Gather all lines in the data that hold the string "high".

Material provided.
◆ ◆ ◆ ◆
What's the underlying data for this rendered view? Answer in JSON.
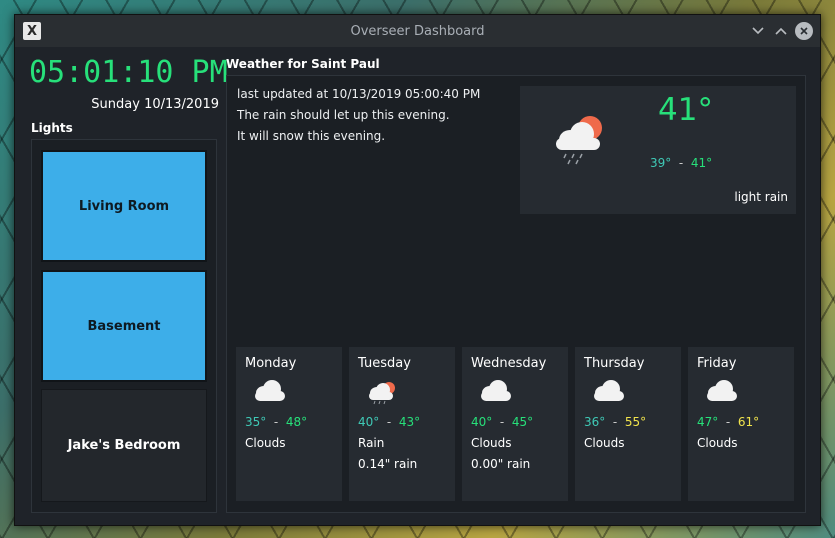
{
  "window": {
    "title": "Overseer Dashboard",
    "icon": "x-app-icon"
  },
  "clock": {
    "time": "05:01:10 PM",
    "date": "Sunday 10/13/2019"
  },
  "lights": {
    "title": "Lights",
    "items": [
      {
        "label": "Living Room",
        "state": "on"
      },
      {
        "label": "Basement",
        "state": "on"
      },
      {
        "label": "Jake's Bedroom",
        "state": "off"
      }
    ]
  },
  "weather": {
    "title": "Weather for Saint Paul",
    "updated": "last updated at 10/13/2019 05:00:40 PM",
    "notes": [
      "The rain should let up this evening.",
      "It will snow this evening."
    ],
    "current": {
      "temp": "41°",
      "low": "39°",
      "sep": "-",
      "high": "41°",
      "condition": "light rain",
      "icon": "rain-cloud-sun-icon"
    },
    "forecast": [
      {
        "day": "Monday",
        "low": "35°",
        "high": "48°",
        "condition": "Clouds",
        "rain": "",
        "icon": "cloud-icon"
      },
      {
        "day": "Tuesday",
        "low": "40°",
        "high": "43°",
        "condition": "Rain",
        "rain": "0.14\" rain",
        "icon": "rain-cloud-sun-icon"
      },
      {
        "day": "Wednesday",
        "low": "40°",
        "high": "45°",
        "condition": "Clouds",
        "rain": "0.00\" rain",
        "icon": "cloud-icon"
      },
      {
        "day": "Thursday",
        "low": "36°",
        "high": "55°",
        "condition": "Clouds",
        "rain": "",
        "icon": "cloud-icon"
      },
      {
        "day": "Friday",
        "low": "47°",
        "high": "61°",
        "condition": "Clouds",
        "rain": "",
        "icon": "cloud-icon"
      }
    ]
  },
  "colors": {
    "accent_green": "#27e07a",
    "teal": "#3fc9b6",
    "yellow": "#f1e44c",
    "light_on": "#3daee9"
  }
}
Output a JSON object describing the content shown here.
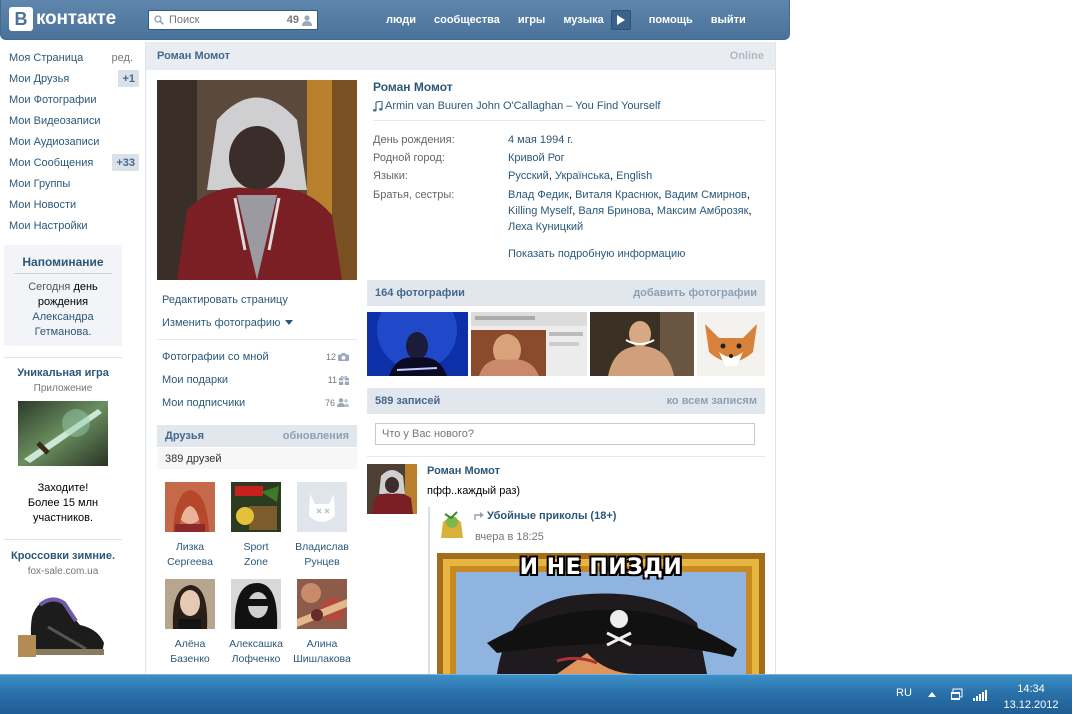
{
  "header": {
    "logo_letter": "В",
    "logo_word": "контакте",
    "search_placeholder": "Поиск",
    "search_count": "49",
    "nav": [
      "люди",
      "сообщества",
      "игры",
      "музыка",
      "помощь",
      "выйти"
    ]
  },
  "left_nav": {
    "items": [
      {
        "label": "Моя Страница",
        "extra": "ред."
      },
      {
        "label": "Мои Друзья",
        "badge": "+1"
      },
      {
        "label": "Мои Фотографии"
      },
      {
        "label": "Мои Видеозаписи"
      },
      {
        "label": "Мои Аудиозаписи"
      },
      {
        "label": "Мои Сообщения",
        "badge": "+33"
      },
      {
        "label": "Мои Группы"
      },
      {
        "label": "Мои Новости"
      },
      {
        "label": "Мои Настройки"
      }
    ],
    "reminder": {
      "title": "Напоминание",
      "pre": "Сегодня",
      "mid": "день рождения",
      "name_first": "Александра",
      "name_last": "Гетманова",
      "suffix": "."
    },
    "ads": [
      {
        "title": "Уникальная игра",
        "subtitle": "Приложение",
        "line1": "Заходите!",
        "line2": "Более 15 млн",
        "line3": "участников."
      },
      {
        "title": "Кроссовки зимние.",
        "subtitle": "fox-sale.com.ua"
      }
    ]
  },
  "profile": {
    "header_name": "Роман Момот",
    "online": "Online",
    "name": "Роман Момот",
    "status": "Armin van Buuren John O'Callaghan – You Find Yourself",
    "info": {
      "birthday_label": "День рождения:",
      "birthday_value": "4 мая 1994 г.",
      "city_label": "Родной город:",
      "city_value": "Кривой Рог",
      "lang_label": "Языки:",
      "lang_1": "Русский",
      "lang_2": "Українська",
      "lang_3": "English",
      "siblings_label": "Братья, сестры:",
      "siblings": [
        "Влад Федик",
        "Виталя Краснюк",
        "Вадим Смирнов",
        "Killing Myself",
        "Валя Бринова",
        "Максим Амброзяк",
        "Леха Куницкий"
      ],
      "more": "Показать подробную информацию"
    },
    "actions": {
      "edit": "Редактировать страницу",
      "change_photo": "Изменить фотографию"
    },
    "counters": [
      {
        "label": "Фотографии со мной",
        "count": "12"
      },
      {
        "label": "Мои подарки",
        "count": "11"
      },
      {
        "label": "Мои подписчики",
        "count": "76"
      }
    ],
    "friends": {
      "title": "Друзья",
      "updates": "обновления",
      "count": "389 друзей",
      "list": [
        {
          "first": "Лизка",
          "last": "Сергеева"
        },
        {
          "first": "Sport",
          "last": "Zone"
        },
        {
          "first": "Владислав",
          "last": "Рунцев"
        },
        {
          "first": "Алёна",
          "last": "Базенко"
        },
        {
          "first": "Алексашка",
          "last": "Лофченко"
        },
        {
          "first": "Алина",
          "last": "Шишлакова"
        }
      ]
    },
    "photos": {
      "title": "164 фотографии",
      "add": "добавить фотографии"
    },
    "wall": {
      "title": "589 записей",
      "all": "ко всем записям",
      "input_placeholder": "Что у Вас нового?",
      "post": {
        "author": "Роман Момот",
        "text": "пфф..каждый раз)",
        "repost_group": "Убойные приколы (18+)",
        "repost_time": "вчера в 18:25",
        "image_caption": "И НЕ ПИЗДИ"
      }
    }
  },
  "taskbar": {
    "lang": "RU",
    "time": "14:34",
    "date": "13.12.2012"
  },
  "colors": {
    "brand": "#4a729a",
    "link": "#2b587a",
    "head_bg": "#e1e7ed"
  }
}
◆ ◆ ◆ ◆
Response to the exercise.
      "high": "41°",
        "high": "48°",
        "high": "43°",
        "high": "45°",
        "high": "55°",
        "high": "61°",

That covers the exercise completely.